## [Task input]
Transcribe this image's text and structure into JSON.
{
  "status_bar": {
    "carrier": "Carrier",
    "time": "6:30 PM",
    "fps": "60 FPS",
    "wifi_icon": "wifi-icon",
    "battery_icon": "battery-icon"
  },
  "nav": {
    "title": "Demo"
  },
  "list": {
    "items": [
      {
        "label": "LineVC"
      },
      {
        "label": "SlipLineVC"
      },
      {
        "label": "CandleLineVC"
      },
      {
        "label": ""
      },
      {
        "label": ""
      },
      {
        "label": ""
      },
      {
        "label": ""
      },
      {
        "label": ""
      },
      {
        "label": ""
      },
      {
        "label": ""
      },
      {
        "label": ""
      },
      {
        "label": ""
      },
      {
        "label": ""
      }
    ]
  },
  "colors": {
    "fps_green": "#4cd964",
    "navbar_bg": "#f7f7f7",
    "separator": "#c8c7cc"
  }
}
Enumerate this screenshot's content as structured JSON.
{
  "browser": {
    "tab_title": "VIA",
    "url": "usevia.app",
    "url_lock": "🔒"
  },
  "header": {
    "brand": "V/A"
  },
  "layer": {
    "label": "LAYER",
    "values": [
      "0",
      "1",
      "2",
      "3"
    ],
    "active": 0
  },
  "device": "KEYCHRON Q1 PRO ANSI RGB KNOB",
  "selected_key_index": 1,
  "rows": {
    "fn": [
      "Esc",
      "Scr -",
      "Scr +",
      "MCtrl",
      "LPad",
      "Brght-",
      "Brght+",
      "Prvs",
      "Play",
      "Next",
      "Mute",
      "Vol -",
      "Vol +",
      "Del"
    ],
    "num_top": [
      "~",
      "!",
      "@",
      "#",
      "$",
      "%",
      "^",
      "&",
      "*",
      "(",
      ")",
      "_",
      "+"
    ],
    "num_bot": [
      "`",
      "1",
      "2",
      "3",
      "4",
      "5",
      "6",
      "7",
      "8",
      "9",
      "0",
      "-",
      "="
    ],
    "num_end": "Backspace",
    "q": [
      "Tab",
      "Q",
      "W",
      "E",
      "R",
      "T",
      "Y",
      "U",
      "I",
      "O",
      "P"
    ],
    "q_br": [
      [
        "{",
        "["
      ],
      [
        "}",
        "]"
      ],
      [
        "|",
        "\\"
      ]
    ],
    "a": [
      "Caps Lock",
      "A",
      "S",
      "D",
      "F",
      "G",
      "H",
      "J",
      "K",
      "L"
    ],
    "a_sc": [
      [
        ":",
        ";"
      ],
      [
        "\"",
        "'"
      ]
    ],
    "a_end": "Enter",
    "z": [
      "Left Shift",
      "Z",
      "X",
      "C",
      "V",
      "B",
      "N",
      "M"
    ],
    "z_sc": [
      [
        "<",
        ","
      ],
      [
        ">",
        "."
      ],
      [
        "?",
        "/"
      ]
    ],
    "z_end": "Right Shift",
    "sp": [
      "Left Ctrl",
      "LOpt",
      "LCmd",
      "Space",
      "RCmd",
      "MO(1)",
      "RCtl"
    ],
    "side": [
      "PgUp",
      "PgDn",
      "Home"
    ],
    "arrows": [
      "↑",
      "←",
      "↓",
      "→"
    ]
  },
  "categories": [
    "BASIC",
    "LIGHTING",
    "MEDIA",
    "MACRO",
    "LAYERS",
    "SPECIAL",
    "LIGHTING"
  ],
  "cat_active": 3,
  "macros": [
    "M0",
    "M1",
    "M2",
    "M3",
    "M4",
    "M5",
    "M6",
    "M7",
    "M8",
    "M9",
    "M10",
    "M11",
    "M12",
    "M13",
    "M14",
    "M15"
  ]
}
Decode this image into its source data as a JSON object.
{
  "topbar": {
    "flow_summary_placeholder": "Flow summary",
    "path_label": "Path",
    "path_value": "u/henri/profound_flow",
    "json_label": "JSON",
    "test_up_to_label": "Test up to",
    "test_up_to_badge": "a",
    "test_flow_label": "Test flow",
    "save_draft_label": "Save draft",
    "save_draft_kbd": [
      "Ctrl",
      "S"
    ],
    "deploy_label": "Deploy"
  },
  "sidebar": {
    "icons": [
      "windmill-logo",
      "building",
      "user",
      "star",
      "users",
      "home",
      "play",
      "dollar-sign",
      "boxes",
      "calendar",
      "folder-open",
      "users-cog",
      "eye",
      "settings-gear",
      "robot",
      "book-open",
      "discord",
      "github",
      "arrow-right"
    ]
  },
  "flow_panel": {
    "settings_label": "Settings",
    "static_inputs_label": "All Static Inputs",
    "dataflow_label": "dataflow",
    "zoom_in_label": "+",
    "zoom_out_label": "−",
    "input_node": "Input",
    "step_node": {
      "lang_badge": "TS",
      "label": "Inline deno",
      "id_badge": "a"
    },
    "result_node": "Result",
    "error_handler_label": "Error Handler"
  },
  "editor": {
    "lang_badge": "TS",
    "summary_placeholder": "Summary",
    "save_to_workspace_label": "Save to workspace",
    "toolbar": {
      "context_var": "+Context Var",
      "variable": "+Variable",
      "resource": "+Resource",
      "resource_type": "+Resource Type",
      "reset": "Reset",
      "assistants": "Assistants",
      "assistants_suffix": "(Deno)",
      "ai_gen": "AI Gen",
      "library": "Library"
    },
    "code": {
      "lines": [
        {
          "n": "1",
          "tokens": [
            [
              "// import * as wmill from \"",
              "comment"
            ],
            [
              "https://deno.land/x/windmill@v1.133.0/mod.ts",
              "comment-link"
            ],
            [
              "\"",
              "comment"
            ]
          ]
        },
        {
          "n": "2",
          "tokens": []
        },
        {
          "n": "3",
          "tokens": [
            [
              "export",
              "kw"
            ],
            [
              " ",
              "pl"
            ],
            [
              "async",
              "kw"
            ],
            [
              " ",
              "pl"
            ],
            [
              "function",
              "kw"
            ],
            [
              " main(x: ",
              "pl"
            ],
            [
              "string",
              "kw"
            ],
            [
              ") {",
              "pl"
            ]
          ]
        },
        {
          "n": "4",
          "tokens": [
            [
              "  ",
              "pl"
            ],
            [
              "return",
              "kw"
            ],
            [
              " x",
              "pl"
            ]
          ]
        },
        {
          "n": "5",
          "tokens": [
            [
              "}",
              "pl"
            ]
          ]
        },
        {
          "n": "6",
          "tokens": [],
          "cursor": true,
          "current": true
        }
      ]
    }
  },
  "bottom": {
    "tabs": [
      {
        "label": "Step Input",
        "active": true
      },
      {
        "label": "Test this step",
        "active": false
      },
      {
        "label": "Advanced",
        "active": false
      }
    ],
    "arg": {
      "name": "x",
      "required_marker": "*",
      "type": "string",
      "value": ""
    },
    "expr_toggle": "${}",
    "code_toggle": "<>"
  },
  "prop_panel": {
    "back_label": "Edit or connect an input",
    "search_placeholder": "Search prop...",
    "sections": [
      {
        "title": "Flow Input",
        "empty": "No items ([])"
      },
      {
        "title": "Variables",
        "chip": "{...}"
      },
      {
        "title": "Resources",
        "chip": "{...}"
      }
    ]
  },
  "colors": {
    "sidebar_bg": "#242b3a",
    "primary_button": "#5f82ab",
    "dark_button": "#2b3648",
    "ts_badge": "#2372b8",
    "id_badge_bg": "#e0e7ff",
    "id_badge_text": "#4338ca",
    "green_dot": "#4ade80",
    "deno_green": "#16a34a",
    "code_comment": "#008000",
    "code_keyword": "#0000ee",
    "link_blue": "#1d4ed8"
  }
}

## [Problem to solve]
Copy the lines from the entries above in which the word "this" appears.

## [Final answer]
Transcribe this image's text and structure into JSON.
Enumerate this screenshot's content as structured JSON.
Decode this image into its source data as a JSON object.
        "label": "Test this step",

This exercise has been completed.